Welcome to the Laboratory of Ultrafast Physics and Optics @ Heriot-Watt University (LUPO).
We use nonlinear optics to create new light sources with tailored, and extreme, spectral and temporal properties.
Examples include the generation of high energy single-cycle pulses in both the ultraviolet (especially the vacuum region), and the mid-infrared, new techniques for broadband white-light supercontinuum generation, the production of ultrafast electric field waveforms called optical attosecond pulses (pulses shorter than one million billionth of a second in the visible and ultraviolet), and the design and construction of high-energy few-cycle ultrafast fibre lasers.
Our work is a symbiotic mix of experimentation and numerical modelling. We make use of nature’s full landscape of materials, laser beam geometries and nonlinear effects, but our favourite system is hollow waveguides (such as photonic crystal fibres and capillaries) filled with gases, liquids, and plasmas.
We use these light sources for both fundamental science (such as the physics of nonlinear optics, ultrafast light-gas interactions, new ways of driving strong-field physics, advanced spectroscopy), and for applications in healthcare, advanced manufacturing and the semiconductor industry.
You can filter our full list of publications here.
LUPO consists of three clean-room like optics laboratories totalling 150 m^2 of lab-space.

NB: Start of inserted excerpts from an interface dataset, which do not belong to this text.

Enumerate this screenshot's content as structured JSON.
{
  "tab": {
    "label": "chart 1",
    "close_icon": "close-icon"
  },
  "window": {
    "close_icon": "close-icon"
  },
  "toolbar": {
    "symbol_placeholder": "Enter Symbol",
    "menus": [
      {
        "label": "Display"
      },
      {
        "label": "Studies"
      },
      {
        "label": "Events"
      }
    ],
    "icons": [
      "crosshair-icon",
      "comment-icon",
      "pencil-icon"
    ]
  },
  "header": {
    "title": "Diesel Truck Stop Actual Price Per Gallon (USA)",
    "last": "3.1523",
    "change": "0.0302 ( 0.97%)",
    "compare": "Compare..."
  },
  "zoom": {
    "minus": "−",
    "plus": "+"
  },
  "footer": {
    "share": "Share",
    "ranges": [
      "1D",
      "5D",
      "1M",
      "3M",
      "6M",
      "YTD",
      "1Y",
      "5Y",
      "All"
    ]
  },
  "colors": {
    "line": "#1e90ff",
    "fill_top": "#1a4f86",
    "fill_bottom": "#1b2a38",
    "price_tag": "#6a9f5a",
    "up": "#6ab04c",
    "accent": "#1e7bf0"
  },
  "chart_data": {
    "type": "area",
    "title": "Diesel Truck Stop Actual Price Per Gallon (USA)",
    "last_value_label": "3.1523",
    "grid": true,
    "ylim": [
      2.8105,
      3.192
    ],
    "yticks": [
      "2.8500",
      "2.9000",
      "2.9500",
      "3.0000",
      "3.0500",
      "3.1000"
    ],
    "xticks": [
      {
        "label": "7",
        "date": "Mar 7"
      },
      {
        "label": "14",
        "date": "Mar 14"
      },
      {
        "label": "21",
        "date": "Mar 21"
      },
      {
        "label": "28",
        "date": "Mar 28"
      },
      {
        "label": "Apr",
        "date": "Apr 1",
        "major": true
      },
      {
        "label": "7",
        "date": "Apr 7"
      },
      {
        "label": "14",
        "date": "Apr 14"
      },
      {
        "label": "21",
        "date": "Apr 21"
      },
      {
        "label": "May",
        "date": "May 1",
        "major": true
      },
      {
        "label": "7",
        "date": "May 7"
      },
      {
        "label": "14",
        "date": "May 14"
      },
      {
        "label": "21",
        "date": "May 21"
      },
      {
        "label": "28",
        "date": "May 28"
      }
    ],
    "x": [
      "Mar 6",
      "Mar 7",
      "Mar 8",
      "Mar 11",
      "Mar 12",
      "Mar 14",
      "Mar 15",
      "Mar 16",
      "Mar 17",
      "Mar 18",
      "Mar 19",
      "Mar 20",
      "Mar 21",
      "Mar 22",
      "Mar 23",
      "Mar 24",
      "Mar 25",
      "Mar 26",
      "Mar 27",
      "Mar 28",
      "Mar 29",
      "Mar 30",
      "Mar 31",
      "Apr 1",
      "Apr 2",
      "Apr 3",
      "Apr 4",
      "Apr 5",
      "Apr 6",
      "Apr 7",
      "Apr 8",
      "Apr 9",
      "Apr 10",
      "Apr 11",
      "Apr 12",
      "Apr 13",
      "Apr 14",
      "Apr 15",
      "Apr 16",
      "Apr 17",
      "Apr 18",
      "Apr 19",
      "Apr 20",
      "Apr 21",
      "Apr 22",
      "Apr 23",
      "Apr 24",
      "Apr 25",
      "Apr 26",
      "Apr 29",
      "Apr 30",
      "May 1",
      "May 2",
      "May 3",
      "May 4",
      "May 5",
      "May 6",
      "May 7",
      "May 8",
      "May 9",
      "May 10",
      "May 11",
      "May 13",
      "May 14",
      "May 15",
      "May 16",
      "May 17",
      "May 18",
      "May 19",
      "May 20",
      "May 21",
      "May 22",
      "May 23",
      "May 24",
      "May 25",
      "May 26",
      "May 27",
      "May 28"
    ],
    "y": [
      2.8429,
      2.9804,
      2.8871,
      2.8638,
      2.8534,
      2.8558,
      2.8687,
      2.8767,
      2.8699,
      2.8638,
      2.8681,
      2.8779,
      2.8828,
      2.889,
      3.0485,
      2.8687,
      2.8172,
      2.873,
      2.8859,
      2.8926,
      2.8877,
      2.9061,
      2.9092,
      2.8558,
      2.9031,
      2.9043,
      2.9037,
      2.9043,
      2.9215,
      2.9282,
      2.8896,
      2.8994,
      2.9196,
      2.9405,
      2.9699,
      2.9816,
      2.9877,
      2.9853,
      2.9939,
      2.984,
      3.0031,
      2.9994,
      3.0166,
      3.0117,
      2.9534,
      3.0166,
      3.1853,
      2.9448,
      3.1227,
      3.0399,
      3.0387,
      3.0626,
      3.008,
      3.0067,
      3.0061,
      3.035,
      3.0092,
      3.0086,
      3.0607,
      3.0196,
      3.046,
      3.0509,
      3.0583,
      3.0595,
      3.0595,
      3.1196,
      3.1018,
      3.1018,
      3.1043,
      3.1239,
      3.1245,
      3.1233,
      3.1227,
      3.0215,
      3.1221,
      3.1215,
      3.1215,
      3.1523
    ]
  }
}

Each laboratory has a specific target:
We currently have four primary laser sources:
Our experimental philosophy tends towards building our own devices and systems rather than buying commercial products. Some examples of instrumentation we have built include:
Our work is based at the Heriot-Watt campus just outside the wonderful city of Edinburgh, and close to the beautiful nature, horrible history and terrible weather of Scotland.
For an idea of the research directions we are heading in, please see our project pages.
We currently have two exciting PhD scholarships for research on the next generation of advanced table-top light sources. As a PhD student you’ll make use of nonlinear optics in gas-filled hollow-core fibres to create unique light sources for fundamental science, healthcare, advanced manufacturing and the semiconductor industry. Topics available include ultrafast light-gas interactions, broadband white-light supercontinuum generation, ultrafast high-power deep-ultraviolet sources, and the design and construction of high-energy few-cycle ultrafast fibre lasers. These projects span both fundamental physics through to device engineering, and can be tailored to your specific interests and abilities. Please contact us for more information.
We currently have several open post-doc positions, please get in touch for details.
We are always interested to hear from candidates proposing fellowship applications based at the LUPO laboratories.
All positions require candidates to work extensively both as experimentalists in the lab, and on numerical codes to model our experiments.
Our experimental philosophy tends towards building our own devices and systems rather than buying commerical products. This ensures we have greater technical expertise and that our experiments do exactly what we want.
If you are interested, then please contact us, explaining why.
We are happy to provide consultancy services.
We offer the design and installation of gas-filled hollow fibre setups for pulse compression, spectral broadening and frequency conversion, including to the vacuum and deep ultraviolet. This includes systems based on our HISOL concept using stretched hollow capillary fibres, and also systems based on hollow-core microstructured fibres.
Modelling of light propagation in hollow fibres with our unique software. This work can include, for example: the design and optimization of a multitude of frequency conversion and supercontinuum generation schemes in optical fibres, including conventional photonic crystal fibre and gas-filled optical fibres; optimization of spectral flatness, noise instabilities, and polarization evolution in supercontinuum systems; parameter region optimization (i.e. reducing sensitivity to pump pulse and environmental conditions).
Design and construction of our specialised instruments, such as state of the art FROG and XFROG devices, including SHG, SFG and SD devices covering the UV to infrared.
Please contact us for more information.